▶ PROBLEM DESCRIPTION:
Every entry below is to be returned unchanged. Images are not part of the copy.

--- GIVEN DATA Enclosed Below ---

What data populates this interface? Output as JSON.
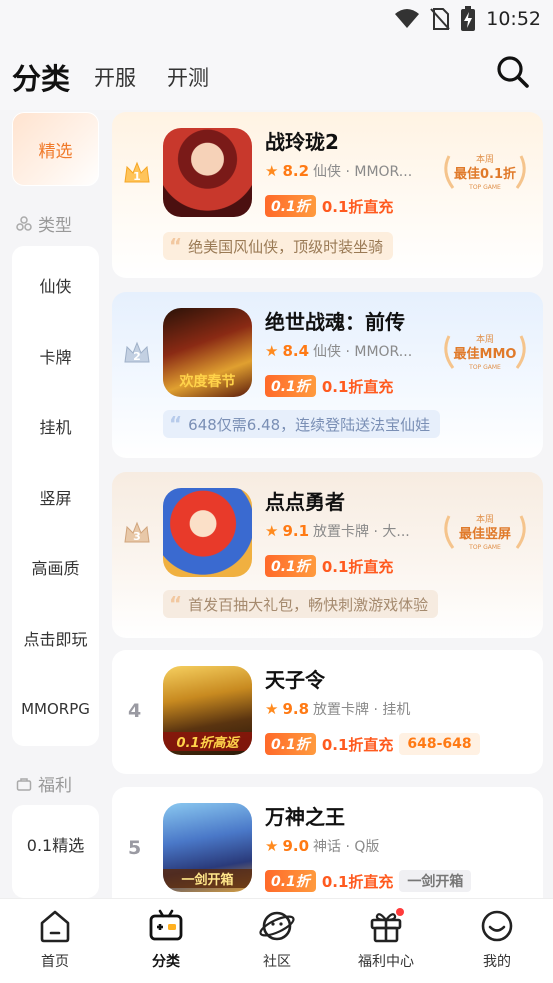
{
  "status_bar": {
    "time": "10:52"
  },
  "header": {
    "tabs": [
      {
        "label": "分类"
      },
      {
        "label": "开服"
      },
      {
        "label": "开测"
      }
    ]
  },
  "sidebar": {
    "selected": "精选",
    "type_section": {
      "title": "类型",
      "items": [
        "仙侠",
        "卡牌",
        "挂机",
        "竖屏",
        "高画质",
        "点击即玩",
        "MMORPG"
      ]
    },
    "welfare_section": {
      "title": "福利",
      "items": [
        "0.1精选"
      ]
    }
  },
  "games": [
    {
      "rank": "1",
      "title": "战玲珑2",
      "score": "8.2",
      "meta": "仙侠 · MMOR...",
      "discount_badge": "0.1折",
      "discount_text": "0.1折直充",
      "award_top": "本周",
      "award_main": "最佳0.1折",
      "award_sub": "TOP GAME",
      "slogan": "绝美国风仙侠，顶级时装坐骑"
    },
    {
      "rank": "2",
      "title": "绝世战魂：前传",
      "score": "8.4",
      "meta": "仙侠 · MMOR...",
      "discount_badge": "0.1折",
      "discount_text": "0.1折直充",
      "award_top": "本周",
      "award_main": "最佳MMO",
      "award_sub": "TOP GAME",
      "icon_caption": "欢度春节",
      "slogan": "648仅需6.48，连续登陆送法宝仙娃"
    },
    {
      "rank": "3",
      "title": "点点勇者",
      "score": "9.1",
      "meta": "放置卡牌 · 大...",
      "discount_badge": "0.1折",
      "discount_text": "0.1折直充",
      "award_top": "本周",
      "award_main": "最佳竖屏",
      "award_sub": "TOP GAME",
      "slogan": "首发百抽大礼包，畅快刺激游戏体验"
    },
    {
      "rank": "4",
      "title": "天子令",
      "score": "9.8",
      "meta": "放置卡牌 · 挂机",
      "discount_badge": "0.1折",
      "discount_text": "0.1折直充",
      "extra_tag": "648-648",
      "icon_caption": "0.1折高返"
    },
    {
      "rank": "5",
      "title": "万神之王",
      "score": "9.0",
      "meta": "神话 · Q版",
      "discount_badge": "0.1折",
      "discount_text": "0.1折直充",
      "extra_tag": "一剑开箱",
      "icon_caption": "一剑开箱"
    }
  ],
  "bottom_nav": [
    {
      "label": "首页",
      "icon": "home-icon"
    },
    {
      "label": "分类",
      "icon": "category-icon",
      "active": true
    },
    {
      "label": "社区",
      "icon": "community-icon"
    },
    {
      "label": "福利中心",
      "icon": "gift-icon",
      "dot": true
    },
    {
      "label": "我的",
      "icon": "profile-icon"
    }
  ],
  "colors": {
    "accent": "#ff7a14",
    "discount": "#ff5a1f",
    "selected_text": "#f07a2a"
  }
}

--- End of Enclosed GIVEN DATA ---

▶ WRITTEN REPLY:
What data populates this interface? Output as JSON.
{
  "status_bar": {
    "time": "10:52"
  },
  "header": {
    "tabs": [
      {
        "label": "分类"
      },
      {
        "label": "开服"
      },
      {
        "label": "开测"
      }
    ]
  },
  "sidebar": {
    "selected": "精选",
    "type_section": {
      "title": "类型",
      "items": [
        "仙侠",
        "卡牌",
        "挂机",
        "竖屏",
        "高画质",
        "点击即玩",
        "MMORPG"
      ]
    },
    "welfare_section": {
      "title": "福利",
      "items": [
        "0.1精选"
      ]
    }
  },
  "games": [
    {
      "rank": "1",
      "title": "战玲珑2",
      "score": "8.2",
      "meta": "仙侠 · MMOR...",
      "discount_badge": "0.1折",
      "discount_text": "0.1折直充",
      "award_top": "本周",
      "award_main": "最佳0.1折",
      "award_sub": "TOP GAME",
      "slogan": "绝美国风仙侠，顶级时装坐骑"
    },
    {
      "rank": "2",
      "title": "绝世战魂：前传",
      "score": "8.4",
      "meta": "仙侠 · MMOR...",
      "discount_badge": "0.1折",
      "discount_text": "0.1折直充",
      "award_top": "本周",
      "award_main": "最佳MMO",
      "award_sub": "TOP GAME",
      "icon_caption": "欢度春节",
      "slogan": "648仅需6.48，连续登陆送法宝仙娃"
    },
    {
      "rank": "3",
      "title": "点点勇者",
      "score": "9.1",
      "meta": "放置卡牌 · 大...",
      "discount_badge": "0.1折",
      "discount_text": "0.1折直充",
      "award_top": "本周",
      "award_main": "最佳竖屏",
      "award_sub": "TOP GAME",
      "slogan": "首发百抽大礼包，畅快刺激游戏体验"
    },
    {
      "rank": "4",
      "title": "天子令",
      "score": "9.8",
      "meta": "放置卡牌 · 挂机",
      "discount_badge": "0.1折",
      "discount_text": "0.1折直充",
      "extra_tag": "648-648",
      "icon_caption": "0.1折高返"
    },
    {
      "rank": "5",
      "title": "万神之王",
      "score": "9.0",
      "meta": "神话 · Q版",
      "discount_badge": "0.1折",
      "discount_text": "0.1折直充",
      "extra_tag": "一剑开箱",
      "icon_caption": "一剑开箱"
    }
  ],
  "bottom_nav": [
    {
      "label": "首页",
      "icon": "home-icon"
    },
    {
      "label": "分类",
      "icon": "category-icon",
      "active": true
    },
    {
      "label": "社区",
      "icon": "community-icon"
    },
    {
      "label": "福利中心",
      "icon": "gift-icon",
      "dot": true
    },
    {
      "label": "我的",
      "icon": "profile-icon"
    }
  ],
  "colors": {
    "accent": "#ff7a14",
    "discount": "#ff5a1f",
    "selected_text": "#f07a2a"
  }
}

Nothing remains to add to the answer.